A two-pronged attack of uncertainty has wiped $27.2 billion from the sharemarket - its deepest one-day rout in almost six weeks.
As speculation intensified about the US Federal Reserve beginning to wind back its massive stimulus program as early as September, the S&P/ASX 200 Index shed 1.9 per cent to 5011.3 points, posting its biggest one-day drop since July 3.
Global markets also took a beating after comments from a pair of US Federal Reserve officials left investors uncertain about the timing of a possible reduction in its bond-buying program.
Dennis Lockhart, president of the Federal Reserve Bank of Atlanta, said the Fed could begin trimming the $US85 billion ($94.8 billion) monthly stimulus program as soon as September. Although he added it may wait longer if the expected economic growth in the year's second half fails to materialise.
Chicago Fed President Charles Evans said the central bank would probably decrease the program later this year and could do so as early as next month, depending on the economic data.
The Dow Jones industrial average fell 93.39 points or 0.6 per cent, to end at 15,518.74. The S&P 500 declined 9.77 points or 0.57 per cent, to 1697.37.
Sharp losses in Japan's Nikkei accelerated the local sell-off late in the session. Tokyo stocks plunged 4 per cent as selling pressure soared because of a stronger yen. The benchmark Nikkei 225 index on Wednesday lost 576.12 points to 13,824.94, marking the biggest drop since mid-June.
Late Wednesday the Australian dollar was trading at US89.62¢, down from US89.81¢ on Tuesday.
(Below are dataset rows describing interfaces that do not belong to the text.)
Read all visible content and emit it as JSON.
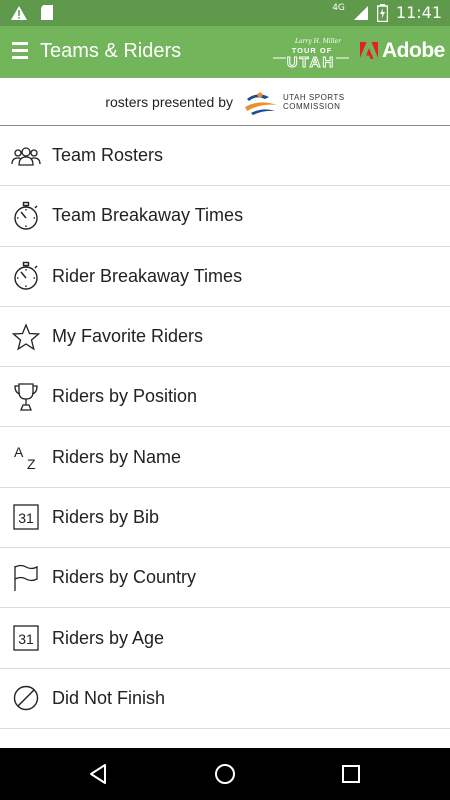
{
  "status_bar": {
    "network": "4G",
    "time": "11:41"
  },
  "app_bar": {
    "title": "Teams & Riders",
    "menu_icon": "hamburger-icon",
    "logos": {
      "tour": {
        "small": "Larry H. Miller",
        "line1": "TOUR OF",
        "line2": "UTAH"
      },
      "adobe": "Adobe"
    }
  },
  "sponsor": {
    "prefix": "rosters presented by",
    "logo_line1": "UTAH SPORTS",
    "logo_line2": "COMMISSION"
  },
  "menu_items": [
    {
      "label": "Team Rosters",
      "icon": "people-icon"
    },
    {
      "label": "Team Breakaway Times",
      "icon": "stopwatch-icon"
    },
    {
      "label": "Rider Breakaway Times",
      "icon": "stopwatch-icon"
    },
    {
      "label": "My Favorite Riders",
      "icon": "star-icon"
    },
    {
      "label": "Riders by Position",
      "icon": "trophy-icon"
    },
    {
      "label": "Riders by Name",
      "icon": "az-sort-icon",
      "glyph_a": "A",
      "glyph_z": "Z"
    },
    {
      "label": "Riders by Bib",
      "icon": "calendar-31-icon",
      "glyph": "31"
    },
    {
      "label": "Riders by Country",
      "icon": "flag-icon"
    },
    {
      "label": "Riders by Age",
      "icon": "calendar-31-icon",
      "glyph": "31"
    },
    {
      "label": "Did Not Finish",
      "icon": "prohibited-icon"
    }
  ],
  "colors": {
    "status_bar": "#5f9a4c",
    "app_bar": "#72b55b",
    "nav_bar": "#000000",
    "divider": "#dcdcdc"
  }
}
The Reserve Bank signalled on Tuesday it could end its easing cycle after it cut the official cash interest rate for the second time in four months. That combined with an election campaign, which normally steers the market sideways, compounded the plunge in negative territory, according to AMP chief economist Shane Oliver.
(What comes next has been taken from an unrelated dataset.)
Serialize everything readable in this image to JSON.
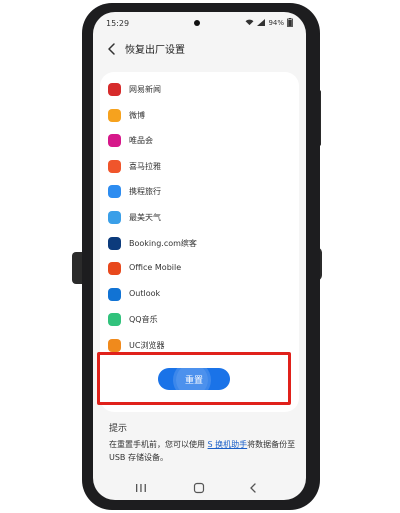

Dr Oliver said the uncertainty usually scared off foreign investors, which control about 30 per cent of the Australian market.
"That has been reinforced by all this tapering talk," Dr Oliver said. "If you go back to May and June when the tapering talk in the US first erupted it tended to be positive for the US dollar and negative for currencies like the Australian dollar, and that has weighed on our sharemarket.
"There's this thought that if America's economy is looking stronger and they're starting to reduce the monetary stimulus then it makes sense to start putting money back in the US, and by implication that means less money for Australia."
But RBS Morgan private client adviser Bill Bishop said the Fed comments should not have taken the market by surprise:
"They're gently breaking us in, and it had to happen, quite frankly," he said. "They're going to happen to do it sooner or later, and the market's hooked on the drug [of stimulus], and they like it."
The resource sector led the nosedive on the ASX, sliding 2.6 per cent, after the High Court found a super-profits tax on iron ore and coal mines was constitutional.
Fortescue Metals, which led the challenge, fell 4.6 per cent to $3.75. BHP Billiton and Rio Tinto were also down, slipping 2 per cent to $34.90 and 2.1 per cent to $58.60 respectively.
The big banks also weighed on the market with Commonwealth shedding $1.45, or 2 per cent, to $72.08, and Westpac finishing 70¢, or 2.2 per cent, lower at $72.08. NAB and ANZ fell 1.7 per cent to $30.53 and 2.2 per cent to $29.10 respectively.
Surfwear company Billabong was the best-performing stock, rising 10.1 per cent to 49¢.